According to another Johns Hopkins/NIMH study, ecstasy use may also be the cause of problems with other cognitive functions, such as the ability to reason verbally or sustain attention.
Herbal Ecstasy is Not a Safe, Natural Alternative
Despite the misleading name, herbal ecstasy is not a safe, natural version of ecstasy. The stimulants in herbal ecstasy, ephedrine (ma huang) or pseudoephedrine and caffeine (kola nut), closely simulate the effects of ecstasy.
Although herbal ecstasy is not currently classified as a controlled substance like ecstasy, there is no quality control over the manufacture of herbal ecstasy. The amounts of ephedrine and caffeine in the pills can vary drastically, with dangerous amounts leading to serious effects such as high blood pressure, seizures, heart attacks, strokes, and death. The FDA is considering placing restrictions on the herbal ecstasy.
Herbal ecstasy is sold in tablet form and is also called cloud 9, herbal bliss, ritual spirit, herbal X, GWM, rave energy, ultimate xphoria, or X.
Treatment for Club Drugs

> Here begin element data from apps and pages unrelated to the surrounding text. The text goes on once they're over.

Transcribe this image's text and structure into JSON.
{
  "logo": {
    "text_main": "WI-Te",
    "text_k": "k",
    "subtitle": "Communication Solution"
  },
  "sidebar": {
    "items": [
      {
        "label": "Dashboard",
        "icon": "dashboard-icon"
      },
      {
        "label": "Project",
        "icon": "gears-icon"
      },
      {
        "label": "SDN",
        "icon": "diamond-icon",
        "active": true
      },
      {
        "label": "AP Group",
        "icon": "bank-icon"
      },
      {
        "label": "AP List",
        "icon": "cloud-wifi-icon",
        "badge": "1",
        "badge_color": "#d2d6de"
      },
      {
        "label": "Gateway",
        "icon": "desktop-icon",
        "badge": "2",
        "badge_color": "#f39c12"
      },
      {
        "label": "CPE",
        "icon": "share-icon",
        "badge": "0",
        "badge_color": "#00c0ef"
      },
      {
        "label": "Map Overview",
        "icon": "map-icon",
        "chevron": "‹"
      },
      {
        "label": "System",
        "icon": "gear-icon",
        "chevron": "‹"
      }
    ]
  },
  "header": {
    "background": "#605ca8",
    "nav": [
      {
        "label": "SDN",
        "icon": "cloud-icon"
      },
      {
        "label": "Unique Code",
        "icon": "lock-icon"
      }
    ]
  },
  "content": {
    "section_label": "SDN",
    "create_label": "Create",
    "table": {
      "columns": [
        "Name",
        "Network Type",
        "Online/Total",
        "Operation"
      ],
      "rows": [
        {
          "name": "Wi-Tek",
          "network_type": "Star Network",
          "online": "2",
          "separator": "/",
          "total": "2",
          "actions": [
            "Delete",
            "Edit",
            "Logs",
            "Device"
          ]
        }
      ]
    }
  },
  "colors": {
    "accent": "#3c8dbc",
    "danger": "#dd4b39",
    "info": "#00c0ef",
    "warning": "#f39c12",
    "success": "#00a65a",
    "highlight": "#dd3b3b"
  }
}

Transitions Recovery drug treatment center offers hope for those suffering from addictions to club drugs such as GHB, Rohypnol, ketamine, and ecstasy.
Our professional drug treatment center staff is experienced in helping youth and people of all ages recover from drug and alcohol abuse. We provide a compassionate, supportive environment in our North Miami Beach, Florida, drug treatment center.
Admissions can be accepted 7 days a week. Trained drug addiction professionals conduct individual assessments that address each individual’s drug treatment needs. You’ll find our club drug treatment programs offer access to a continuum of care that provides the intensity of therapy appropriate throughout each stage of recovery, from extended residential care to lifetime aftercare services. The individual program incorporates leading forms of therapy that have proven effective in addressing underlying causes of drug abuse, dual diagnosis, and issues with family, employers, school and the legal system.
We work with patients individually as well as in group sessions and a Family Program, once any necessary detoxification is complete. Emphasis on recovery from club drug addiction and maintained sobriety helps prepare the patient for gradual re-entry into society.
Drug treatment does not need to be voluntary. Often, a family member, employer, or the court system can be the motivating factor for an individual receiving drug treatment for club drugs.
If you think that you or a loved one may be addicted to one of these club drugs, please contact us right away. We’re here to help. Call us at 1 (800) 626-1980 or request more information.